We wait to pick our peaches until they have developed their full flavor on the tree. We pick each tree up to five times in order to make sure that we are only selecting the fruit that are ripe in each picking. We plant multiple varieties of peaches since each variety only lasts for about two weeks from the first picking to the last picking. We select varieties for flavor and for the timing in which they pick. That way we can offer you mouth watering fruit from late July through the end of September.

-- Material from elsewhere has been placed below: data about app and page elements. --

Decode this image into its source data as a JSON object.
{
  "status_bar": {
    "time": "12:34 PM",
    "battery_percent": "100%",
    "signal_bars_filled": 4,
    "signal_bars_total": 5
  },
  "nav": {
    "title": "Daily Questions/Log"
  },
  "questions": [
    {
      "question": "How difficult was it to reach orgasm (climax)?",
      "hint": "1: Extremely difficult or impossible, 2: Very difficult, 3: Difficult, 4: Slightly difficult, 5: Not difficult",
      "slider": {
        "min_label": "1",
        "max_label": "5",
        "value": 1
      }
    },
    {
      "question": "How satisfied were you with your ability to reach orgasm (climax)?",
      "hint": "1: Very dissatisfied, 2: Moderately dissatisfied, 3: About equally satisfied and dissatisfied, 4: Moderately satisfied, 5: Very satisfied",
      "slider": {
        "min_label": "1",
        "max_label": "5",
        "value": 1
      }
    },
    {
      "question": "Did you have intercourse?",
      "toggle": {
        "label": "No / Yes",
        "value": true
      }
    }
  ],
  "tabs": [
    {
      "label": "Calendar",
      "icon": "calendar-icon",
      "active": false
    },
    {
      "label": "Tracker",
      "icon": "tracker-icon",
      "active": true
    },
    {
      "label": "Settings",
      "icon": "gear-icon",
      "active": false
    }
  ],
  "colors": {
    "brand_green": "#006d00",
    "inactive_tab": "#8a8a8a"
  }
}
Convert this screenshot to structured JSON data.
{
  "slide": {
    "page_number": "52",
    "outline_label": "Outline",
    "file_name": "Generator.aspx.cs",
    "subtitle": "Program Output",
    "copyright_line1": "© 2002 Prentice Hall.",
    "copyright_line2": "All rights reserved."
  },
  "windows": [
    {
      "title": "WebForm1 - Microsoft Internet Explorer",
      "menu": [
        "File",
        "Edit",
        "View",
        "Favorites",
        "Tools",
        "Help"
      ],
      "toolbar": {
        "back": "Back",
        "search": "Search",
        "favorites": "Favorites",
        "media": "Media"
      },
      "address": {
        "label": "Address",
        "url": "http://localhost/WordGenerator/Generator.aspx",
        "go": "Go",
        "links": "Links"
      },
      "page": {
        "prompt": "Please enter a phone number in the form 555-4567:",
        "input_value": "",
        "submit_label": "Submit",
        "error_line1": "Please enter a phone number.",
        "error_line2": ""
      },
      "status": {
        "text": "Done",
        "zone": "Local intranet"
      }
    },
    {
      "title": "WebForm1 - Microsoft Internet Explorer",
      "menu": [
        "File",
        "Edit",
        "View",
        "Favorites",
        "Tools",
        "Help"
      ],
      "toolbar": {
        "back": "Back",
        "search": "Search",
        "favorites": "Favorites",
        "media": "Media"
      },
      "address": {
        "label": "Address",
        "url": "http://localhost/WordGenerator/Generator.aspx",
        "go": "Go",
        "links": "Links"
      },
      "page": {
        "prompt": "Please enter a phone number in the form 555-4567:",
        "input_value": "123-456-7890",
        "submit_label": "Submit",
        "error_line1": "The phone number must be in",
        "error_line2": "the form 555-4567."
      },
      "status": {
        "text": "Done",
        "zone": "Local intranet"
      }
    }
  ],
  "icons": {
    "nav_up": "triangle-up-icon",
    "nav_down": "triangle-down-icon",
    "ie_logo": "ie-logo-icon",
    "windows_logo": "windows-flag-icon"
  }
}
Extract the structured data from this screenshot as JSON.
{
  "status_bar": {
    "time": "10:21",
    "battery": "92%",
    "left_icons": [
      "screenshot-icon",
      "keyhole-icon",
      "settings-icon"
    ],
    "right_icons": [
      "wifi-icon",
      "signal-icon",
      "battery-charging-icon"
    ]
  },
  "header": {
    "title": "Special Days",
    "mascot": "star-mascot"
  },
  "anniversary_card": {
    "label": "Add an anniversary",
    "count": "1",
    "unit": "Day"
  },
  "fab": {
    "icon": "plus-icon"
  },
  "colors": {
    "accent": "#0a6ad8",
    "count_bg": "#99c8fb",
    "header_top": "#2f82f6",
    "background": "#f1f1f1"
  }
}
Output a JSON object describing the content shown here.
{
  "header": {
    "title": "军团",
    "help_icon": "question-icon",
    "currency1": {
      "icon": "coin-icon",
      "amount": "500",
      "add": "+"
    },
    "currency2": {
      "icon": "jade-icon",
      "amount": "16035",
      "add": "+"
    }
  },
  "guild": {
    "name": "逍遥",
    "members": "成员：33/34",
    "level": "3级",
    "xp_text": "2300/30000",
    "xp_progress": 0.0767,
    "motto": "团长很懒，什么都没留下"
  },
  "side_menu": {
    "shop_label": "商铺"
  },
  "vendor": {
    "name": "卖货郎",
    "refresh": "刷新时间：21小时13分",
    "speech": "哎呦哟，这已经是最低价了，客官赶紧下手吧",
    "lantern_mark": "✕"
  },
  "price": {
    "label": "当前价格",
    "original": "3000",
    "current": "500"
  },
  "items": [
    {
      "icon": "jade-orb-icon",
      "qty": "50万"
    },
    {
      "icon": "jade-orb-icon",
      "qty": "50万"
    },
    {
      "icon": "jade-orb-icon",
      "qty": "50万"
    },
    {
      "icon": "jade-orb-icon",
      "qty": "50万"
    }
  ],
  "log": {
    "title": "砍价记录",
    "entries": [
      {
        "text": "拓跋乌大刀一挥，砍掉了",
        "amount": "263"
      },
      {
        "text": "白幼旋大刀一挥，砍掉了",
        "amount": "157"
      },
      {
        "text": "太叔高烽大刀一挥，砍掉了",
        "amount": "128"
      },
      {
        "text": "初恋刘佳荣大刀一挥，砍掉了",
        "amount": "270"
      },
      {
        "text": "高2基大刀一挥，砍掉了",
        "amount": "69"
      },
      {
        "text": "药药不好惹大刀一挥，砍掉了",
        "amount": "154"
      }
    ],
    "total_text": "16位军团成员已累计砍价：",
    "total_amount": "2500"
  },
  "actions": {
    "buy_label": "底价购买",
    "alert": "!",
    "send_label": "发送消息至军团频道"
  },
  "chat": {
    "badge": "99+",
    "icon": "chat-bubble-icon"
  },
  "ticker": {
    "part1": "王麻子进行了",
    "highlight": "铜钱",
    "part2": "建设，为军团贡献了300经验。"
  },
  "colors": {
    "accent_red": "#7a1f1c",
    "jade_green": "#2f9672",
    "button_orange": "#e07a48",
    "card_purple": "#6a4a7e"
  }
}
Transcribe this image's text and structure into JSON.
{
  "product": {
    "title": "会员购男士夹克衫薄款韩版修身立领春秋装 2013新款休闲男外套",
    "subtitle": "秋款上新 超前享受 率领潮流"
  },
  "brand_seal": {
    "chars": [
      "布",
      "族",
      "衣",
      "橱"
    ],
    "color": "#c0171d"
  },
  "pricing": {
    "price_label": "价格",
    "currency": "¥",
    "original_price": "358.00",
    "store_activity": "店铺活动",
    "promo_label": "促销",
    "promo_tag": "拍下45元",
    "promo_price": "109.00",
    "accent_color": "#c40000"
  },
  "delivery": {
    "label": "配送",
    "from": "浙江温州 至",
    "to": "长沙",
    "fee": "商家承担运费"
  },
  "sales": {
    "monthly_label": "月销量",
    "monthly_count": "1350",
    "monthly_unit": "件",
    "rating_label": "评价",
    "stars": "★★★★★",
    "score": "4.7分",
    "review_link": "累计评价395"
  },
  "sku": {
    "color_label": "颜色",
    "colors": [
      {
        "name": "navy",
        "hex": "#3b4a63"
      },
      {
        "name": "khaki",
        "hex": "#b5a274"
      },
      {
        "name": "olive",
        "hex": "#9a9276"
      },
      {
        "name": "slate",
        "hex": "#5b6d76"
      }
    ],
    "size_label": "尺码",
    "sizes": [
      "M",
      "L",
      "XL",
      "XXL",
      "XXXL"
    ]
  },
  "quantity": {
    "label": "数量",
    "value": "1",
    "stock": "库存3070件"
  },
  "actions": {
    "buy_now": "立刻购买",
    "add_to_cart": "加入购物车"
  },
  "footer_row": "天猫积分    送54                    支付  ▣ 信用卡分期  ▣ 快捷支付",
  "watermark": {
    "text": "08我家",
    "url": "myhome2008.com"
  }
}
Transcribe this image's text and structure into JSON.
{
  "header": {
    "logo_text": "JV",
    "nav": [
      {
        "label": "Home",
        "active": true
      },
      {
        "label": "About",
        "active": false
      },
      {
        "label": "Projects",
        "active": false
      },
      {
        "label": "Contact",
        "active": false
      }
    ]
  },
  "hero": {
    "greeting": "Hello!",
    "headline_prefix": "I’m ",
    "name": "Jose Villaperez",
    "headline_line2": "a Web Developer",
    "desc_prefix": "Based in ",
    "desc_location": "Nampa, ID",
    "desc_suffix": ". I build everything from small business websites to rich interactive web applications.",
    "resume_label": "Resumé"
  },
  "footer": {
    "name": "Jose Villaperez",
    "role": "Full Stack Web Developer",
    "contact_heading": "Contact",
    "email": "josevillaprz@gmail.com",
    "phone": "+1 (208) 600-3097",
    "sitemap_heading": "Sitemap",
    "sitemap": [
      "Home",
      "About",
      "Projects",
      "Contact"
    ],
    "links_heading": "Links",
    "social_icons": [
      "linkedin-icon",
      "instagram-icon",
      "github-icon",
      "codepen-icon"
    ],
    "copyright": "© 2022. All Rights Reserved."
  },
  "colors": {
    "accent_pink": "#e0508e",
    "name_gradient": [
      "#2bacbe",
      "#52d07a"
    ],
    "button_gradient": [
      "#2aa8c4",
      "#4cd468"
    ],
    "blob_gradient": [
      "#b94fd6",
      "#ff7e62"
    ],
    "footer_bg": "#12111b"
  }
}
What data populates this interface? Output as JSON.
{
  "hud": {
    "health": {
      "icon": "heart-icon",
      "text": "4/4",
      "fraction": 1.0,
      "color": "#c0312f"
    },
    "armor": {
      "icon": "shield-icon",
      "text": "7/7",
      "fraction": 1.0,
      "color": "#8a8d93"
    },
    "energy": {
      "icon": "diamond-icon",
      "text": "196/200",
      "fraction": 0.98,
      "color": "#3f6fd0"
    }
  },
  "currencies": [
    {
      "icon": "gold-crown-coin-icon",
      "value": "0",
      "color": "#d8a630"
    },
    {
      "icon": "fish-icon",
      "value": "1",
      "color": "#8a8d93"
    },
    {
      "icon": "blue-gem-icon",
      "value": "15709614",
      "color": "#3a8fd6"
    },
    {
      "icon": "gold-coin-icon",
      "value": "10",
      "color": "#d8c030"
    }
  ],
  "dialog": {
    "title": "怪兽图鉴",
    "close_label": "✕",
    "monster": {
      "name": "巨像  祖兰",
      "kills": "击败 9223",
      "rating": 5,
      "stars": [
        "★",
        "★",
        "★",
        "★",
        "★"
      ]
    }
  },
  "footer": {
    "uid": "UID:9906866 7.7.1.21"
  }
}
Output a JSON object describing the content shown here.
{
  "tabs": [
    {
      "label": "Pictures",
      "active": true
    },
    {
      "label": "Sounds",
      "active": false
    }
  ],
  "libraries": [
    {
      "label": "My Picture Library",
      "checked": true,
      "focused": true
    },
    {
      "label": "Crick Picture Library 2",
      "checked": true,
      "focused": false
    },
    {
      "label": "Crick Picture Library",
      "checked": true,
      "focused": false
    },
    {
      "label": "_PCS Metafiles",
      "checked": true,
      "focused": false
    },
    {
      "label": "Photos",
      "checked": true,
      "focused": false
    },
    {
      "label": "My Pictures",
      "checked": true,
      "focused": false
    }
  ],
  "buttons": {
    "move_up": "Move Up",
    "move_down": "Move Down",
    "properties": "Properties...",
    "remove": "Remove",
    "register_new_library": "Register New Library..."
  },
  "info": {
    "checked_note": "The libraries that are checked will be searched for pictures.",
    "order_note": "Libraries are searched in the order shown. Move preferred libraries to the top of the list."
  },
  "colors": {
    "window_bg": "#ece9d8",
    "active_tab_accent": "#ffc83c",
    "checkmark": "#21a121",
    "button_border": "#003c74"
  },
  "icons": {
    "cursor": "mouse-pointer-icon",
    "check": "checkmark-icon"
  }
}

While most stores only offer “peaches”, we love to talk about the subtle differences between each variety. Each variety has different balances of sweet and tart, colors, skin textures, and how they come off the pit. Some have red colors in the center, others don’t. Some trees grow more vigorously, others are more wispy. Feel free to ask us about the nuances of each variety!
Earlistar ~ Risingstar ~ PF-7 ~ PF-7A ~ Redhaven ~ Newhaven ~ Rosa ~ Starfire ~ Suncrest ~ Coralstar ~ Allstar ~ Glowingstar ~ Cresthaven ~ JH Hale ~ O’Henry
Peaches Storage & Care
With their soft, fuzzy skins and sweet fragrance, peaches deserve gentle handling. You don’t need to treat them with kid gloves, but remember that one big bump will cause those juicy peaches to bruise. Because Ela’s peaches are ripened on the tree (as evidenced by the telltale yellow, not greenish, skin color), they are highly perishable and should be used within a few days. Peaches are ripe when they yield to gentle pressure; you’ll know because they will smell delicious!
If you want peaches to last longer, store them in a cold spot in the refrigerator and take them out as needed. Once ripe, they should last three days if kept in refrigeration. If your peaches need a bit more softening, store them in a paper bag on the counter (out of the sun) and check daily. To speed up the process, add an apple or ripe banana.
To use your peaches long after harvest, consider freezing or canning them. For tips on freezing, consult this excellent resource from the University of Georgia Cooperative Extension Service. For canning advice, please refer to this online publication from the Colorado State University Extension.